'In Zen, practitioners use kung-an (koans) as subjects for meditation until their mind comes to awakening. There is a big difference between a kung-an and a math problem the solution of the math problem is included in the problem itself, while the response to the kung-an lies in the life of the practitioner. The kung-an is a useful instrument in the work of awakening, just as a pick is a useful instrument in working on the ground. What is accomplished from working on the ground depends on the person doing the work and not just on the pick. The kung-an is not an enigma to resolve this is why we cannot say that it is a theme or subject of meditation.
It is not the number of books you read, nor the variety of sermons you hear, nor the amount of religious conversation in which you mix, but it is the frequency and earnestness with which you meditate on these things till the truth in them becomes your own and part of your being, that ensures your growth.

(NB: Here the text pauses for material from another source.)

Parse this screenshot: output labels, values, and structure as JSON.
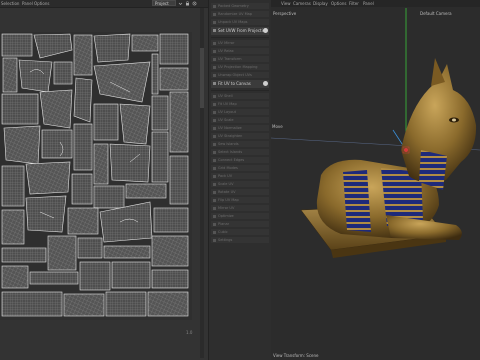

If one's life is simple, contentment has to come. Simplicity is extremely important for happiness. Having few desires, feeling satisfied with what you have, is very vital satisfaction with just enough food, clothing, and shelter to protect yourself from the elements. And finally, there is an intense delight in abandoning faulty states of mind and in cultivating helpful ones in meditation.